Managing cohort movement of mobile sensors via GPS-free and compass-free node localization

Hüseyin Akcan, Vassil Kriakov, Hervé Brönnimann, Alex Delis

Research output: Contribution to journalArticlepeer-review


A critical problem in mobile ad hoc wireless sensor networks is each node's awareness of its position relative to the network. This problem is known as localization. In this paper, we introduce a variant of this problem, directional localization, where each node must be aware of both its position and orientation relative to its neighbors. Directional localization is relevant for applications that require uniform area coverage and coherent movement. Using global positioning systems for localization in large scale sensor networks may be impractical in enclosed spaces, and might not be cost effective. In addition, a set of pre-existing anchors with globally known positions may not always be available. In this context, we propose two distributed algorithms based on directional localization that facilitate the collaborative movement of nodes in a sensor network without the need for global positioning systems, seed nodes or a pre-existing infrastructure such as anchors with known positions.

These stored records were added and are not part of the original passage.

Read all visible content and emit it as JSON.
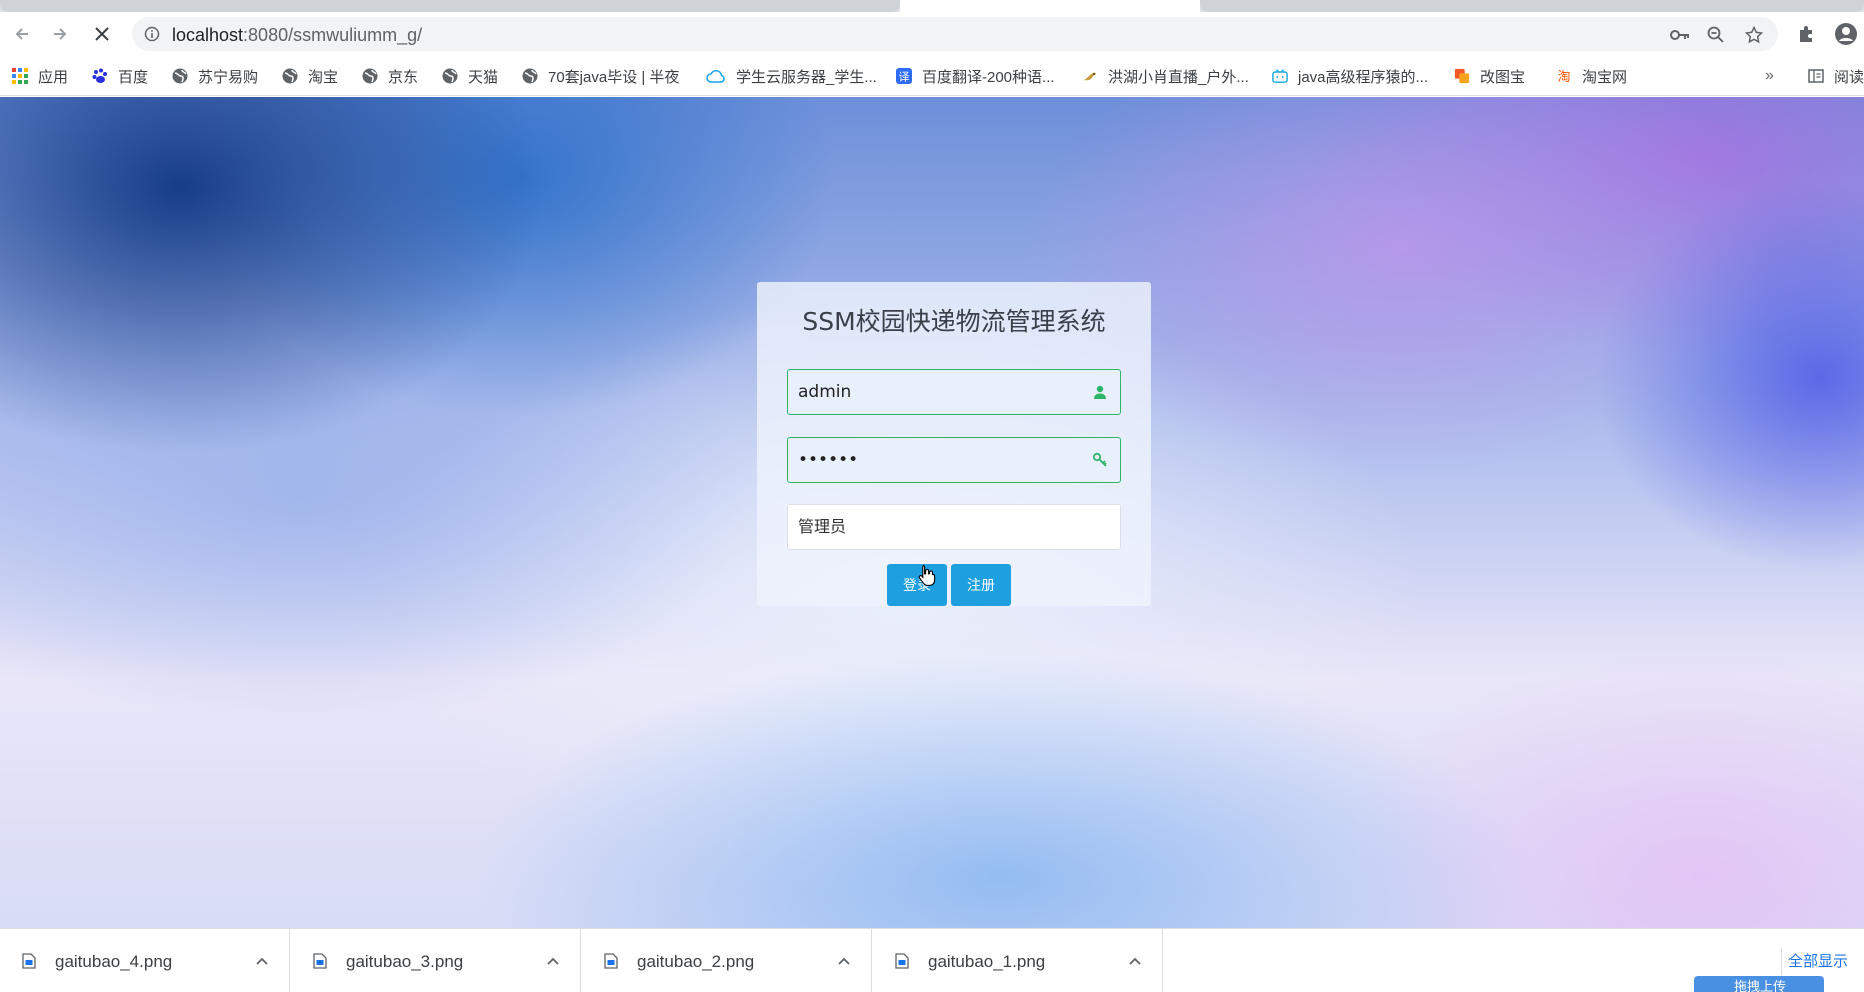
{
  "browser": {
    "url_host": "localhost",
    "url_path": ":8080/ssmwuliumm_g/",
    "bookmarks": [
      {
        "label": "应用",
        "icon": "apps-grid-icon"
      },
      {
        "label": "百度",
        "icon": "baidu-paw-icon"
      },
      {
        "label": "苏宁易购",
        "icon": "globe-icon"
      },
      {
        "label": "淘宝",
        "icon": "globe-icon"
      },
      {
        "label": "京东",
        "icon": "globe-icon"
      },
      {
        "label": "天猫",
        "icon": "globe-icon"
      },
      {
        "label": "70套java毕设 | 半夜",
        "icon": "globe-icon"
      },
      {
        "label": "学生云服务器_学生...",
        "icon": "cloud-icon"
      },
      {
        "label": "百度翻译-200种语...",
        "icon": "translate-icon"
      },
      {
        "label": "洪湖小肖直播_户外...",
        "icon": "bird-icon"
      },
      {
        "label": "java高级程序猿的...",
        "icon": "bilibili-icon"
      },
      {
        "label": "改图宝",
        "icon": "gaitubao-icon"
      },
      {
        "label": "淘宝网",
        "icon": "taobao-icon"
      }
    ],
    "reading_list_label": "阅读"
  },
  "login": {
    "title": "SSM校园快递物流管理系统",
    "username_value": "admin",
    "password_value": "••••••",
    "role_selected": "管理员",
    "login_button": "登录",
    "register_button": "注册"
  },
  "downloads": {
    "items": [
      "gaitubao_4.png",
      "gaitubao_3.png",
      "gaitubao_2.png",
      "gaitubao_1.png"
    ],
    "show_all": "全部显示",
    "floating_label": "拖拽上传"
  },
  "colors": {
    "accent_green": "#2fb56a",
    "button_blue": "#1e9fe0"
  }
}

Our first algorithm, GPS-free Directed Localization (GDL) assumes the availability of a simple digital compass on each sensor node. We relax this requirement in our second algorithm termed GPS- and Compass-free Directed Localization (GCDL). Through experimentation, we demonstrate that our algorithms scale well for large numbers of nodes and provide convergent localization over time, despite errors introduced by motion actuators and distance measurements. In addition, we introduce mechanisms to preserve swarm formation during directed sensor network mobility. Our simulations confirm that, in a number of realistic scenarios, our algorithms provide for a mobile sensor network that preserves its formation over time, irrespective of speed and distance traveled. We also present our method to organize the sensor nodes in a polygonal geometric shape of our choice even in noisy environments, and investigate the possible uses of this approach in search-and-rescue type of missions.

Original languageEnglish (US)
Pages (from-to)743-757
Number of pages15
JournalJournal of Parallel and Distributed Computing
Issue number7
StatePublished - Jul 2010


  • Localization
  • Mobility
  • Wireless sensor networks

ASJC Scopus subject areas

  • Software
  • Theoretical Computer Science
  • Hardware and Architecture
  • Computer Networks and Communications
  • Artificial Intelligence


Dive into the research topics of 'Managing cohort movement of mobile sensors via GPS-free and compass-free node localization'. Together they form a unique fingerprint.

Cite this